I resisted the lure for a long time, thinking I should make do with the old cell phone I had. Well, maybe not that old - I must have been the last person among my friends to even get a cell phone. “Who needs to be that available?” I would ask, and cite all the reasons why they were a nuisance, like people including everybody else in their private conversations on the bus, or guests spending most of their time on the phone with others during a visit. Now I must confess that I stubbornly make myself unavailable in such situations by switching off the sound of my phone, but about six months ago I finally caved in and got that iPhone I was so fascinated by. And how that has changed things!
I had heard of apps that would let you visit Twitter and Facebook, plan your dinners and shopping lists, but what my friends at work didn't tell me, not being crafters themselves, poor dears, was what a great companion a phone loaded with lots of crafty apps could be.
I started out by looking for free quilting apps, and found quite a lot, most of which I tried a few times and then forgot about. But there are a few that I use a lot - RK QuiltCalc is great for working out how much fabric I need for borders, backing, or pieces. A great tool when you come across a fabric bargain and want to make sure you buy enough. But my favourite quilting app is ProjectQuilt. I use it for keeping track of my quilting plans. You can describe your projects, adding deadlines, when you started, who it's for, prority and even calculate costs, if you must... You can add photos to identify each project - I usually snap a photo of the fabrics I want to use or a screenshot from EQ of a quilt I have planned. Recently I came up with the idea of using it to store information about all the backing fabric I have in my stash. I do this by snapping a picture and adding length and width of the fabric. It took a little effort to get them all out and measure them, but the beauty of it is that now I can quickly scroll through to check if I have the right fabric for backing a new quilt and if it is big enough without rummaging through it all.
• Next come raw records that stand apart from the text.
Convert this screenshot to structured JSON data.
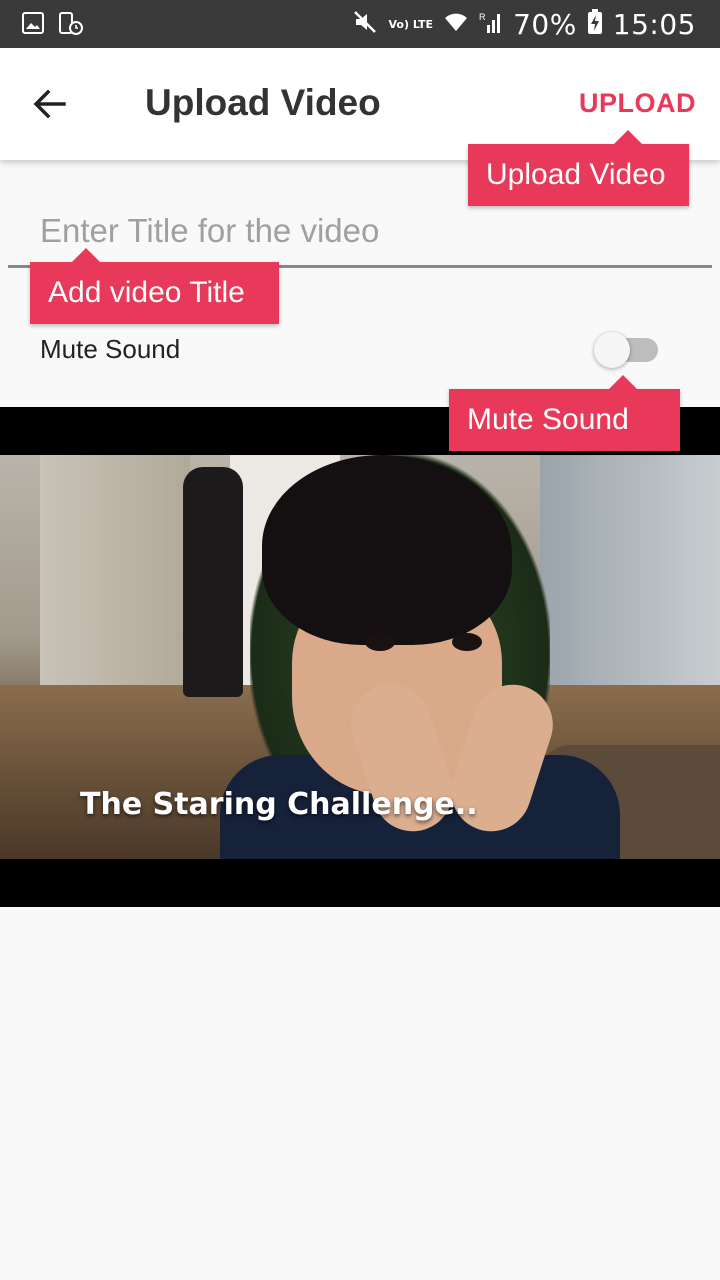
{
  "status_bar": {
    "battery": "70%",
    "time": "15:05",
    "network": "Vo) LTE",
    "signal_badge": "R"
  },
  "header": {
    "title": "Upload Video",
    "upload_label": "UPLOAD"
  },
  "form": {
    "title_placeholder": "Enter Title for the video",
    "title_value": "",
    "mute_label": "Mute Sound",
    "mute_on": false
  },
  "tooltips": {
    "upload": "Upload Video",
    "title": "Add video Title",
    "mute": "Mute Sound"
  },
  "video": {
    "caption": "The Staring Challenge.."
  },
  "colors": {
    "accent": "#e8395a",
    "status_bar": "#3a3a3a"
  }
}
Once I had my quilting sorted out, I went in search of knitting apps. I found Needles which is good for keeping track of all your knitting needles by size and type. Another great help if you want to shop for a new project and wonder if you have the right size needles at home. There are several apps that help you count your rows and repeats while you are knitting, but my absolute favourite helpmate is Knit Companion. In this app you can use a pdf file of yor knitting pattern and set it up, with written guides and charts separately. There is a bit of a learning curve, but once you get the hang of it, you get text and charts where you can slide markers to where you are in the pattern, so you easily keep track of where you are. There are also counters to keep track of rows and repeats. The beauty of it is that you can close the app, put your knitting away and the next time you pull it out you can go right back where you left off; no counting to find out where you are in the pattern. You can have several projects on the go at the same time and keep track of them all.
Another great little app is Gaugefy, where you can work out sizes of knit pieces if the gauge is altered.
My embroidery has been left on the shelf for a while now, but with the recent smell of autumn in the air, I was inspired to have a look at my stash. There don't seem to be that many cross stitching apps yet, but I found Xfloss where I can make an inventory of all my floss. It is basically an illustrated list of all DMC colours arranged by numbers. You can add how many skeins you have of each colour, and whether you need to buy more, by tapping the shopping cart. You can also enter projects you are working on or planning, and once you have done that you can assign the different colours you need to their respective projects, giving you a great shopping list.
Now these are just a few of the apps I have come across so far – I’d love to hear about any you have found useful! Yes my phone has become a great little helper. Sometimes it even makes a ringing sound – I wonder what that is about… ;-)